Please use this identifier to cite or link to this item:
|Title:||Literary Celebrity in Early Twentieth-Century Japan|
|Contributors:||East Asian Studies Department|
|Publisher:||Princeton, NJ : Princeton University|
|Abstract:||This dissertation examines the role of celebrity in early twentieth-century Japanese literary culture. It adopts the framework of literary celebrity, which was developed primarily with American and British modernisms in mind, testing its applicability vis-a-vis the modern Japanese case. I argue that this approach allows us to see early twentieth-century Japan's literary history in a radically different light and also serves to strengthen our general understanding of the interplay between celebrity and literature. This study follows a series of postwar essays by literary critics Ito Sei (1905-69), Nakamura Mitsuo (1911-88) and Hirano Ken (1907-78), who proposed a view of modern Japanese literature centered on the author, rather than on the written text. In this dissertation, I focus on magazines, scandals and literary networks in order to call attention to the author as the star of literary production and consumption, demonstrating the extent to which modern Japanese literature is a literature of celebrity.|
|Alternate format:||The Mudd Manuscript Library retains one bound copy of each dissertation. Search for these copies in the library's main catalog: catalog.princeton.edu|
|Type of Material:||Academic dissertations (Ph.D.)|
|Appears in Collections:||East Asian Studies|
Files in This Item:
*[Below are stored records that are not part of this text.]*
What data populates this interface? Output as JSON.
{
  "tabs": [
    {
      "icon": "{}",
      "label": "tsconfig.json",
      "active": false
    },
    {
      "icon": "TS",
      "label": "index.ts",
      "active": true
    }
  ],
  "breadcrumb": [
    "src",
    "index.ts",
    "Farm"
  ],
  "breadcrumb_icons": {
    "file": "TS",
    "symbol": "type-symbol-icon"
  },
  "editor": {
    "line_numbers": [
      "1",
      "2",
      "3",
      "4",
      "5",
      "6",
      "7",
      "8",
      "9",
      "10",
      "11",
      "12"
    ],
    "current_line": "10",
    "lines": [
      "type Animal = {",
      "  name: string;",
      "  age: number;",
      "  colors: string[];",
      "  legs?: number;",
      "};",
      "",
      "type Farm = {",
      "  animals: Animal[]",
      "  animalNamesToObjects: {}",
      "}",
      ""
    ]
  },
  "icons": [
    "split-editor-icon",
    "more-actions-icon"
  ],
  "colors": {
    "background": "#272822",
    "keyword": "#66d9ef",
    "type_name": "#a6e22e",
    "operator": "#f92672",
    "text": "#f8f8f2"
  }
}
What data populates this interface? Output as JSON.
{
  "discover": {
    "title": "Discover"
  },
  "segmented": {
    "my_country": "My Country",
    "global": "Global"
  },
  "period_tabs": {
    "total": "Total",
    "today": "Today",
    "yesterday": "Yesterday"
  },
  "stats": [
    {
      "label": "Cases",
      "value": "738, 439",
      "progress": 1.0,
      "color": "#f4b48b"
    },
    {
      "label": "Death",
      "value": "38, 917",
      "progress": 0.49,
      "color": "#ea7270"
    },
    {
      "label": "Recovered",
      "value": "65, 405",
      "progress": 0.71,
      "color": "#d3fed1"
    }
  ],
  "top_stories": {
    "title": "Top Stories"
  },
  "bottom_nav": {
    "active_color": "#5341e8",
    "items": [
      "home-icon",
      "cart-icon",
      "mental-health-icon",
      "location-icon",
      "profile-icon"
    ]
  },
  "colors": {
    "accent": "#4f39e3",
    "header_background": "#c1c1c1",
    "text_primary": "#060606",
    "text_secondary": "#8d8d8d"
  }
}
This content is embargoed until 2020-09-28. For more information contact the Mudd Manuscript Library.
Items in Dataspace are protected by copyright, with all rights reserved, unless otherwise indicated.